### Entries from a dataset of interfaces
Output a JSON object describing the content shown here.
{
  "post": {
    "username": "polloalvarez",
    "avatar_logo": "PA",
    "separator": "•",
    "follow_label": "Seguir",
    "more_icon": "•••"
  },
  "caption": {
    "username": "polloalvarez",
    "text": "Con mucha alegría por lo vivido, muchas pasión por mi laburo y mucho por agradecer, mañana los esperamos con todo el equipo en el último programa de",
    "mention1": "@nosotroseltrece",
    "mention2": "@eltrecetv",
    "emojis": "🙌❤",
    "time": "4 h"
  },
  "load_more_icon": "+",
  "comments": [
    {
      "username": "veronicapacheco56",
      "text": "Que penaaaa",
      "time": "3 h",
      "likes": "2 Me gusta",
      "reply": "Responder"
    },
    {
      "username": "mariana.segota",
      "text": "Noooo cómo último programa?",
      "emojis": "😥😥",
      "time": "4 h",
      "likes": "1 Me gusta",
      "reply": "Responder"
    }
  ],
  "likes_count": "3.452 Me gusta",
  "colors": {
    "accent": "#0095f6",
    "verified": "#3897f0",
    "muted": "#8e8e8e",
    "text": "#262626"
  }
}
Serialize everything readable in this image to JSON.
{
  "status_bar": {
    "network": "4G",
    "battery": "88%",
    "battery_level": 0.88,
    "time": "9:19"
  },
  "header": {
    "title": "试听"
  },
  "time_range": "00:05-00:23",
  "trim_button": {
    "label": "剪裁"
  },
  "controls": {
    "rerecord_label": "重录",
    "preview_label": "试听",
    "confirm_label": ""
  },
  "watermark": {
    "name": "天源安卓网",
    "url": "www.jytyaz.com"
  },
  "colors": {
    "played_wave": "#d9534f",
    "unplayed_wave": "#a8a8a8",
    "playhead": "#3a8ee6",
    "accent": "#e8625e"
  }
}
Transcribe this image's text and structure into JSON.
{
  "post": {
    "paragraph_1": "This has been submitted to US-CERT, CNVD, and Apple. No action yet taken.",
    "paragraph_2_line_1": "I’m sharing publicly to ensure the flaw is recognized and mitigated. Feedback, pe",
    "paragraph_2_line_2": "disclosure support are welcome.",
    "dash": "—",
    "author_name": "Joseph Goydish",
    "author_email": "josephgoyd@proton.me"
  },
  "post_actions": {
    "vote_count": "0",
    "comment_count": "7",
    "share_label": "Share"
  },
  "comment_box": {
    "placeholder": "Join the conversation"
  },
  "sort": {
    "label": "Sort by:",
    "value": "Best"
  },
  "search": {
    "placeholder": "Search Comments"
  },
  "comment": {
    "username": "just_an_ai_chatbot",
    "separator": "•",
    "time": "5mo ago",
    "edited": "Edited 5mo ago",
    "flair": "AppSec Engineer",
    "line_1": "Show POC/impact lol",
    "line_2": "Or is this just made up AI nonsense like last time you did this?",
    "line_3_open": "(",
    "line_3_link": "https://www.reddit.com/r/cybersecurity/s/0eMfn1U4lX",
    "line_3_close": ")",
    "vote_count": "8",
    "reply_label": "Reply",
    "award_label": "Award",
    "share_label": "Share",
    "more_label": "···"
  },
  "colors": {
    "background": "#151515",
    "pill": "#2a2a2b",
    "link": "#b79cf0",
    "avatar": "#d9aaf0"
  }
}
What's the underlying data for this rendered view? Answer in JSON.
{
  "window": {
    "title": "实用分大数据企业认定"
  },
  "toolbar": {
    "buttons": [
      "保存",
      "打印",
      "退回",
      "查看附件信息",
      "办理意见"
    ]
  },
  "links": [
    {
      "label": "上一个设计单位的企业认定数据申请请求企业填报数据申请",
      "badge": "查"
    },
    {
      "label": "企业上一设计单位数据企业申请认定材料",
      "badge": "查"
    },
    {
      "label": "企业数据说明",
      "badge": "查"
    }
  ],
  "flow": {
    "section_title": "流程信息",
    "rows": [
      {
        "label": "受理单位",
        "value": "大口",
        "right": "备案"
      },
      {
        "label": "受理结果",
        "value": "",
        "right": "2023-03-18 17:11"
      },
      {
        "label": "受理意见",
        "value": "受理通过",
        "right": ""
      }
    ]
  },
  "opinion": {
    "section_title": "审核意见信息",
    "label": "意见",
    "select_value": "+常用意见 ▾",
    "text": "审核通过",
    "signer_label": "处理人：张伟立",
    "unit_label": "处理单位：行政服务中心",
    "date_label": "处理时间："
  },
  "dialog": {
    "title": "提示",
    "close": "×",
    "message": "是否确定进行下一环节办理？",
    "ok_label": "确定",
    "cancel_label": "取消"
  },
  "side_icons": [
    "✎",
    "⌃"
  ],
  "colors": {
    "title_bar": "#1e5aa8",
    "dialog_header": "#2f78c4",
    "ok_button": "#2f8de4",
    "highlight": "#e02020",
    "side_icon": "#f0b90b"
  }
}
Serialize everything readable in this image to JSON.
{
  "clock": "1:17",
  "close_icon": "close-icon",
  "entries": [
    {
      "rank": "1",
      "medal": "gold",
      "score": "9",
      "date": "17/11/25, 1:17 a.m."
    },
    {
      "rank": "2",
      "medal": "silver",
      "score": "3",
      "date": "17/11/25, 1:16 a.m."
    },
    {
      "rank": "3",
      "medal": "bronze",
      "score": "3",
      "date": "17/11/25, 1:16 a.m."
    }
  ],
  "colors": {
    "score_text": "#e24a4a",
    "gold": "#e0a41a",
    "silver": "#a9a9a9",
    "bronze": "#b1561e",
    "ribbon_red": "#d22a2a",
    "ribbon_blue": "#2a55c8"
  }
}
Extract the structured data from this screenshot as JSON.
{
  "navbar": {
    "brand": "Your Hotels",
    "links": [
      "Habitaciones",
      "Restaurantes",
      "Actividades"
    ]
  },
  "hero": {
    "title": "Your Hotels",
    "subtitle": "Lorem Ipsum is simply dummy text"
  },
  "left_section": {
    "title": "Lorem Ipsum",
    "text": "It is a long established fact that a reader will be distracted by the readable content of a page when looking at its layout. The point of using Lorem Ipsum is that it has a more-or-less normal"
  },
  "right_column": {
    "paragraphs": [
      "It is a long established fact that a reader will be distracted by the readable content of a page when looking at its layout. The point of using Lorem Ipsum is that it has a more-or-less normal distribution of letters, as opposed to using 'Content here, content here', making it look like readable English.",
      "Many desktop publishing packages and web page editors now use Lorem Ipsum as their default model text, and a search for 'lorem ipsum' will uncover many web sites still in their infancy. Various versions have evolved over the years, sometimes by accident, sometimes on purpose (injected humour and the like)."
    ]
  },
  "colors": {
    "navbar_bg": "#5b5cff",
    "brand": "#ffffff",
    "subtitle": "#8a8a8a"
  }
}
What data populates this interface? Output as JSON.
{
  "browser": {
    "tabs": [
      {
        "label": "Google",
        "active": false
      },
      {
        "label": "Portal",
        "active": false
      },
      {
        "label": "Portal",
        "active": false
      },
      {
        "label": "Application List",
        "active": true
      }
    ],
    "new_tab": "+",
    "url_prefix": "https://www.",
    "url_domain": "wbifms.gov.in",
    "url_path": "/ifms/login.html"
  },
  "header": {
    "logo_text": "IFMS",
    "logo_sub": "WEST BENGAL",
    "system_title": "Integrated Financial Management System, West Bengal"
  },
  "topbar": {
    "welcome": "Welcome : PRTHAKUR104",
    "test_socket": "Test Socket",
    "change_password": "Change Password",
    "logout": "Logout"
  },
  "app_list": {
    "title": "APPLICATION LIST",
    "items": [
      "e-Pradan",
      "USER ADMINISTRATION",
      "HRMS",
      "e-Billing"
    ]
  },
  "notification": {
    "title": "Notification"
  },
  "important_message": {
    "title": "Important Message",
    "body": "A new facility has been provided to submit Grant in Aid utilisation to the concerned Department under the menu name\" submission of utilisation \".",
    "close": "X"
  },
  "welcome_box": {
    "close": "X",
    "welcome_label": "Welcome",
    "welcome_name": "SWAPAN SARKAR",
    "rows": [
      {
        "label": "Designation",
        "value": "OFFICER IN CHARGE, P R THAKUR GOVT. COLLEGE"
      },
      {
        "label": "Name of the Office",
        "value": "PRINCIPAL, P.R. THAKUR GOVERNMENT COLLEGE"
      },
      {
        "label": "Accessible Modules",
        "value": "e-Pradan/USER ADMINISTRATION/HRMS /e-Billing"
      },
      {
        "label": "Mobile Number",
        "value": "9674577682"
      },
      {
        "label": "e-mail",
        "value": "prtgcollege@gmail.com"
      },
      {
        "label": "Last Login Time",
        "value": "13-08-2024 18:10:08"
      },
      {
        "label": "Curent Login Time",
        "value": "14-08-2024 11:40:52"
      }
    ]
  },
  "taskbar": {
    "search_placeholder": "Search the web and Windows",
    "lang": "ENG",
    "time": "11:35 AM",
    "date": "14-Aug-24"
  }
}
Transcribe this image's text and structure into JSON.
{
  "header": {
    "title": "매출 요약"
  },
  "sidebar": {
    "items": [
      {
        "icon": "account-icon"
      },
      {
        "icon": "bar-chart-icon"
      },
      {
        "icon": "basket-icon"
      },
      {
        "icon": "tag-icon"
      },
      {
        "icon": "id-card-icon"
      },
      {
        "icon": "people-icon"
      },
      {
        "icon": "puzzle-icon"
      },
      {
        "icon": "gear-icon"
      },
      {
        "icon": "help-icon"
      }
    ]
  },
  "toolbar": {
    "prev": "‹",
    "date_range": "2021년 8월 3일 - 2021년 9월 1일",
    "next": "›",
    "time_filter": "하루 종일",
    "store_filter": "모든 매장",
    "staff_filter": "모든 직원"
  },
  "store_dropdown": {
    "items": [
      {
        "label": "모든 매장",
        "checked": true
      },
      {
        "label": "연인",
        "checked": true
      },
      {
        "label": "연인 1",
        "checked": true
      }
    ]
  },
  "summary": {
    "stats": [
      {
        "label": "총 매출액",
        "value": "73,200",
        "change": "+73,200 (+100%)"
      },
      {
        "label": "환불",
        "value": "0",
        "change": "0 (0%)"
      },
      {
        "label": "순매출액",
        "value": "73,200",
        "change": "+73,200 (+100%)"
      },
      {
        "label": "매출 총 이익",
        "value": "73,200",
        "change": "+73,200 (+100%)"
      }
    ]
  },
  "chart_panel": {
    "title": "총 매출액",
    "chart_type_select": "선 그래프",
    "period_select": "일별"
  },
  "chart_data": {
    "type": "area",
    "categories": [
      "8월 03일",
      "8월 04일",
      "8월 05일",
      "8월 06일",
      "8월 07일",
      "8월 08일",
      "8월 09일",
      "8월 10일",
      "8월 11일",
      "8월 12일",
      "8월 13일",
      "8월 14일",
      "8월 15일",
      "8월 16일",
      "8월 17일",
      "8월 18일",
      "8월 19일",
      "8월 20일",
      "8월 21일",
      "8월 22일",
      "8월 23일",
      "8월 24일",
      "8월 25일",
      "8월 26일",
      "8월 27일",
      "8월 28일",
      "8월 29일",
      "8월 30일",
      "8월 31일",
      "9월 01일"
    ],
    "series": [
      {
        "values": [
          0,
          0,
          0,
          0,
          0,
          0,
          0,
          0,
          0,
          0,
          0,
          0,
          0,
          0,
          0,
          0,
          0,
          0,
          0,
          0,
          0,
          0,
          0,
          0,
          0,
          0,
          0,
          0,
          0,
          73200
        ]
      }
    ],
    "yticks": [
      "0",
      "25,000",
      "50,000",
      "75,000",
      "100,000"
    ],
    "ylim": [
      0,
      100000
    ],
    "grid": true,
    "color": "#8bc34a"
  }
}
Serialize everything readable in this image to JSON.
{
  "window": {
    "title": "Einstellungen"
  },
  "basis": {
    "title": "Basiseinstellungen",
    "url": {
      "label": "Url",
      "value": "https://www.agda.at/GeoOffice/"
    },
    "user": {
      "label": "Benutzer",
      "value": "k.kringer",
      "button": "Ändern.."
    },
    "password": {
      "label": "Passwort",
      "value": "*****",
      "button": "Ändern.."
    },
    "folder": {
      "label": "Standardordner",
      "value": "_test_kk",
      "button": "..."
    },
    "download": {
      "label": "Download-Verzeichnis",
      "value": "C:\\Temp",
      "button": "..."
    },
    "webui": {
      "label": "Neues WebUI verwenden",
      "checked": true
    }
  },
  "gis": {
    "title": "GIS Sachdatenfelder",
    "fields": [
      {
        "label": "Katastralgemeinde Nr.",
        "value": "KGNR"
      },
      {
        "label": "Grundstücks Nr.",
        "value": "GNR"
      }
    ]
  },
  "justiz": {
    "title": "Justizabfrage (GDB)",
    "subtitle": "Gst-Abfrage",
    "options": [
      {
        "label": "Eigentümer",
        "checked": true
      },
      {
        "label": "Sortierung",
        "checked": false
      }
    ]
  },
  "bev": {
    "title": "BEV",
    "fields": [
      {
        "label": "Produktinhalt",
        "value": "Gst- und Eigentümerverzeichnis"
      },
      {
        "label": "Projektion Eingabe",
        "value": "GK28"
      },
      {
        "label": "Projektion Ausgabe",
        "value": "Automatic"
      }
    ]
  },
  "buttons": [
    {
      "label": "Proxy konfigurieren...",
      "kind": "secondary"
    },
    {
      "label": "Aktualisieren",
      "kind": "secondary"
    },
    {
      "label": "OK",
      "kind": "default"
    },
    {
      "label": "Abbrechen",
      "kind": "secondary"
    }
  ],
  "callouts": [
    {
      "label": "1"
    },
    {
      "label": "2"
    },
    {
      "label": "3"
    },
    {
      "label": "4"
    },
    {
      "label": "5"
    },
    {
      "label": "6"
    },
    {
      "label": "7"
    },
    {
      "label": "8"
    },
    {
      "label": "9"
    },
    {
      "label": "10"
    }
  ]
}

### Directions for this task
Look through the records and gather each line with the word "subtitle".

### Output below
    "subtitle": "Lorem Ipsum is simply dummy text"
    "subtitle": "#8a8a8a"
    "subtitle": "Gst-Abfrage",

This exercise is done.